Antara says:

“In India, dance is considered a hobby, not a career option. Some students who excel in it either quit midway because of academic pressure or because they do not have the financial resources to pursue it as a career option. Moreover, when it comes to Western and European dancing schools, there are many training centres but there isn't any formal education trajectory.”

She highlights that many of these institutes look at it as a form of recreation or “training”, and not as an education. “This is an area where there are immense talent and demand, but the ecosystem is limited. Therefore, many talented and passionate artists have to pursue other careers,” she says.

Dance: not just a hobby

After completing her fellowship in 2014, Antara started work on building a world-class performing arts institute.

She came across an unused 5,000 square feet space at Kalina, which her family had kept for opening an office space and decided to put it to use. She says,

“If I didn’t have this space, I would not have opened FSPA, as rents in Mumbai are very high. So I built this space with the world’s best facilities available to the student.”

FSPA provides educational and training programmes for aspiring and existing professional dancers; it is also a hub for recreational classes, rehearsals, and shoots.

The vision is to “empower individuals toward excellence through performing arts, and become a formal school and education platform for dance education with degree opportunities, training programmes and scholarships”.

FSPA's programmes are catered to develop “vision-oriented, aware and excellent dancers who seek a long-term, impactful and successful career in Dance and Performing Arts in India.

Currently, FSPA offers a full-time diploma programme spread over 10 months for aspiring dancers seeking to excel in the dance and performing arts industry. The programme aims to train dancers who can make a strong impact in the Indian performing arts space.

Antara says,

“At FSPA, we are not aiming to just build dancers, but artists who have a long career.”

The diploma programme focuses on the best techniques of Western and European dance. Students also learn about becoming an entrepreneur as they learn about skills goals, and are also given an exposure to an array of career options after they have completed the course.

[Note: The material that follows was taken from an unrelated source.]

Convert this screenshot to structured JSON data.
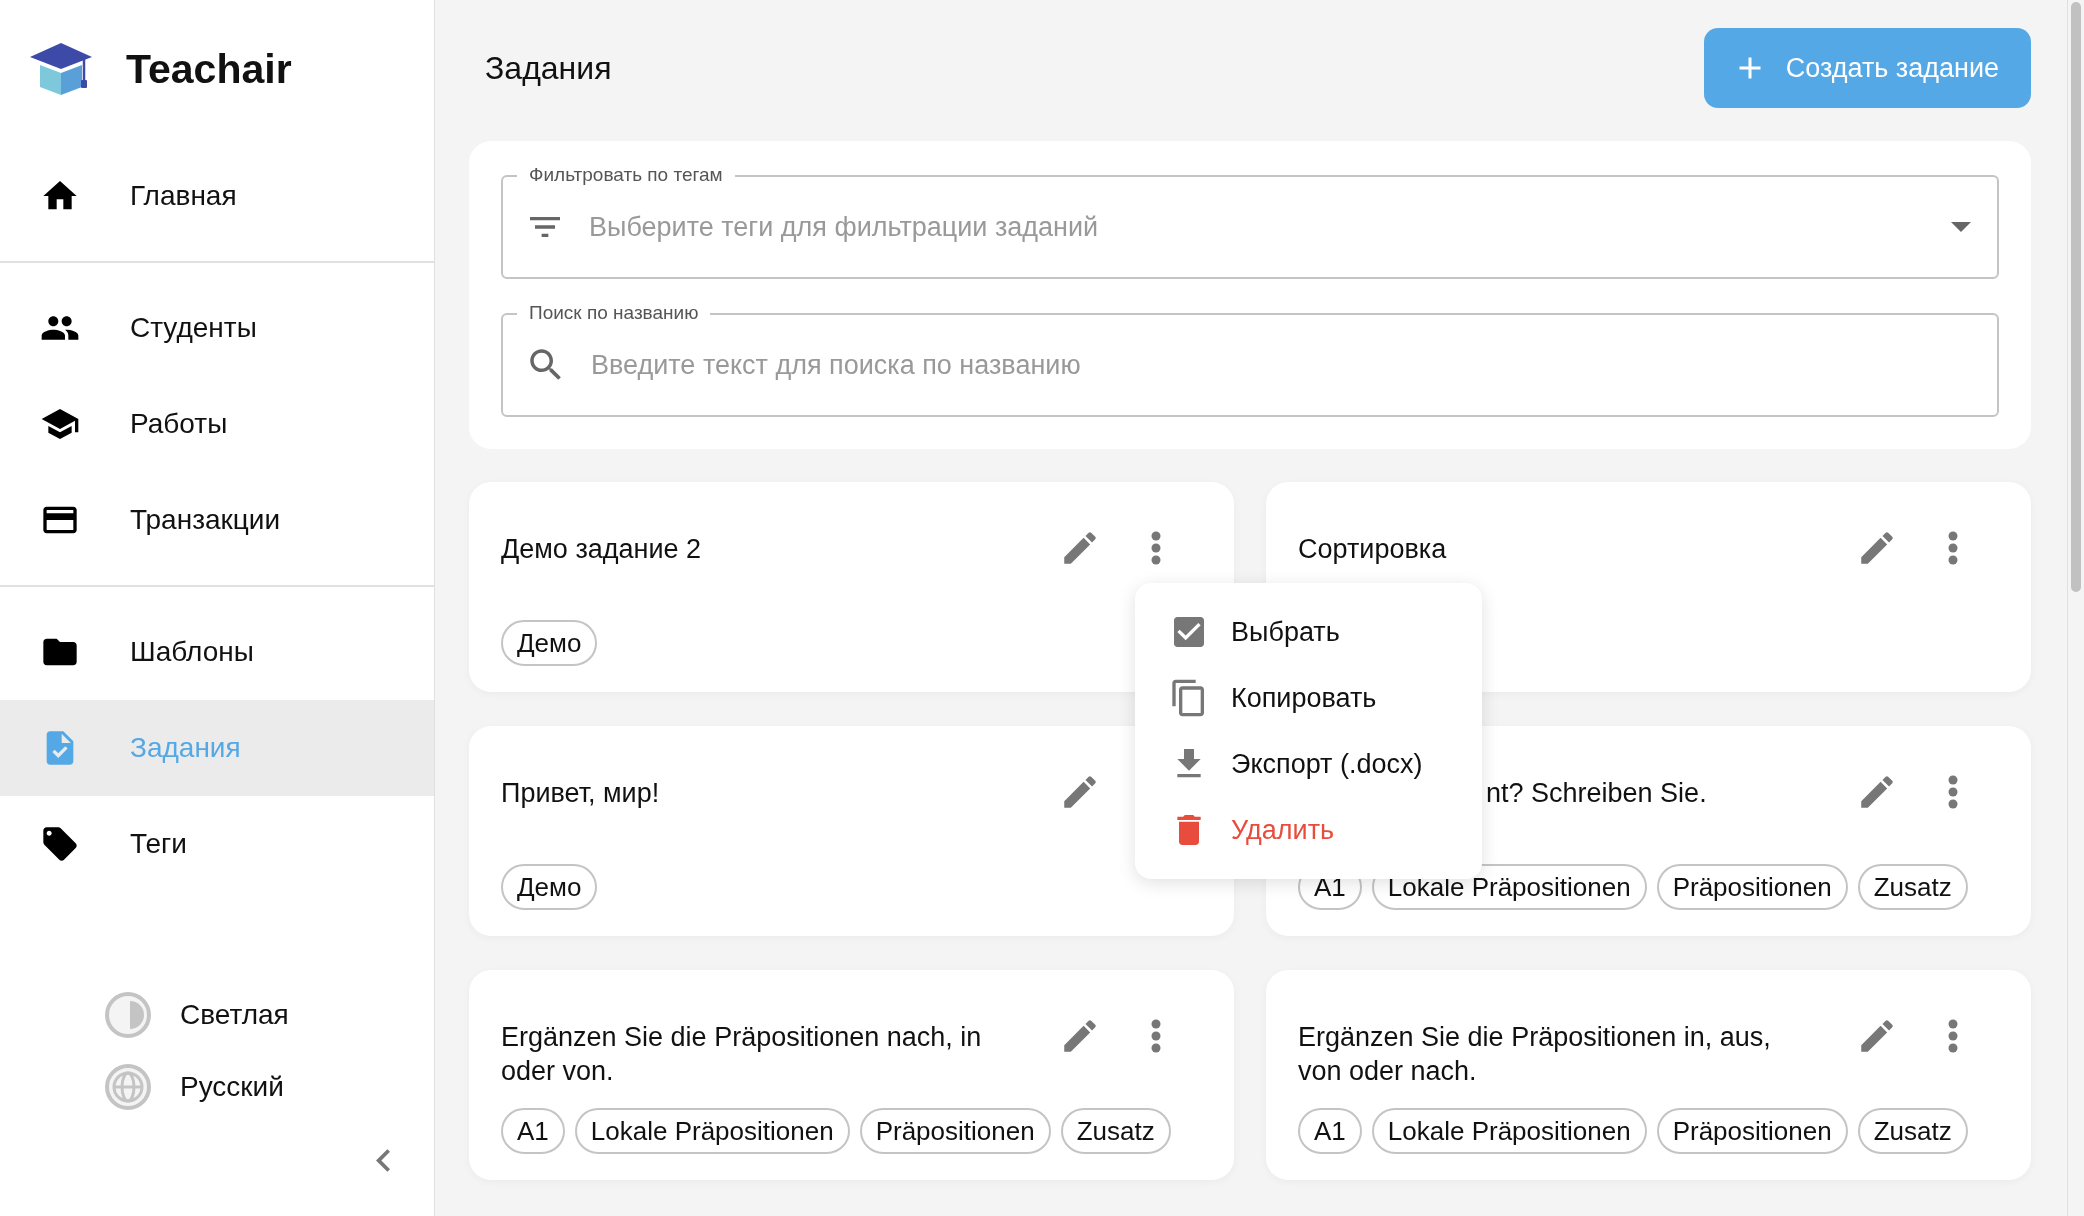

The current batch has 12 students with 6-hour classes on weekdays. Antara says, “We want to look at a small number of students; we want to have a maximum of 25 students. That way, we can track students on a day-to-day basis.”

The applications for FSPA open from January 2018 and close by April 2018. The programme fee goes up to Rs 1,35,000, exclusive of taxes.

FSPA also provides scholarship opportunities. Antara says, “Scholarship is a core part of our vision to make this affordable for students in India who do not have the opportunity to pursue a degree in Western and European dance institutes abroad.”

FSPA’s programme, with professional experts from the field, has a focus on leadership development, exposure and skill development, and strong professional training in the performing arts.

A space for all

FSPA is just not a professional school, but also has a studio facility, where one can use the space on a rental basis for long-term rehearsals, practice, and training for professionals within the spheres of performing arts, dance, theatre, and film.

Antara believes in the importance of the space contributing to one's work, and her studios do just that. “Those who are seeking long-term space associations, which could span through a single day to over four hours a day or for weeks/months, are welcomed here,” she says.

FSPA is now working to build a three-year programme, which focuses on dance as a medium of education. Antara aims to “empower” the dance space by making it an “aspirational education and career option for our youth”.

Antara says,

“Our goal is to build strong alumni working with a strong vision and empowering the dance space by contributing to a growing ecosystem.”